EXERCISE DIRECTIONS: Retype each record exactly; no pictures.
DATA FOR THE TASK Start Marker
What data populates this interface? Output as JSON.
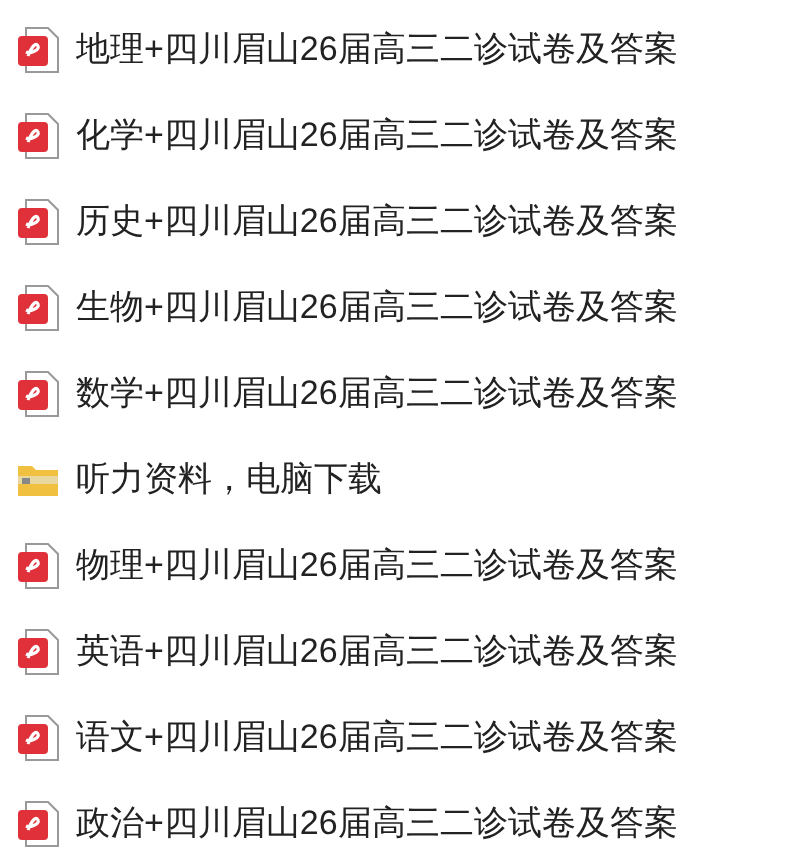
{
  "files": [
    {
      "kind": "pdf",
      "name": "地理+四川眉山26届高三二诊试卷及答案"
    },
    {
      "kind": "pdf",
      "name": "化学+四川眉山26届高三二诊试卷及答案"
    },
    {
      "kind": "pdf",
      "name": "历史+四川眉山26届高三二诊试卷及答案"
    },
    {
      "kind": "pdf",
      "name": "生物+四川眉山26届高三二诊试卷及答案"
    },
    {
      "kind": "pdf",
      "name": "数学+四川眉山26届高三二诊试卷及答案"
    },
    {
      "kind": "zip",
      "name": "听力资料，电脑下载"
    },
    {
      "kind": "pdf",
      "name": "物理+四川眉山26届高三二诊试卷及答案"
    },
    {
      "kind": "pdf",
      "name": "英语+四川眉山26届高三二诊试卷及答案"
    },
    {
      "kind": "pdf",
      "name": "语文+四川眉山26届高三二诊试卷及答案"
    },
    {
      "kind": "pdf",
      "name": "政治+四川眉山26届高三二诊试卷及答案"
    }
  ]
}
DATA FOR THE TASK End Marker
EXERCISE ANSWER:
What data populates this interface? Output as JSON.
{
  "files": [
    {
      "kind": "pdf",
      "name": "地理+四川眉山26届高三二诊试卷及答案"
    },
    {
      "kind": "pdf",
      "name": "化学+四川眉山26届高三二诊试卷及答案"
    },
    {
      "kind": "pdf",
      "name": "历史+四川眉山26届高三二诊试卷及答案"
    },
    {
      "kind": "pdf",
      "name": "生物+四川眉山26届高三二诊试卷及答案"
    },
    {
      "kind": "pdf",
      "name": "数学+四川眉山26届高三二诊试卷及答案"
    },
    {
      "kind": "zip",
      "name": "听力资料，电脑下载"
    },
    {
      "kind": "pdf",
      "name": "物理+四川眉山26届高三二诊试卷及答案"
    },
    {
      "kind": "pdf",
      "name": "英语+四川眉山26届高三二诊试卷及答案"
    },
    {
      "kind": "pdf",
      "name": "语文+四川眉山26届高三二诊试卷及答案"
    },
    {
      "kind": "pdf",
      "name": "政治+四川眉山26届高三二诊试卷及答案"
    }
  ]
}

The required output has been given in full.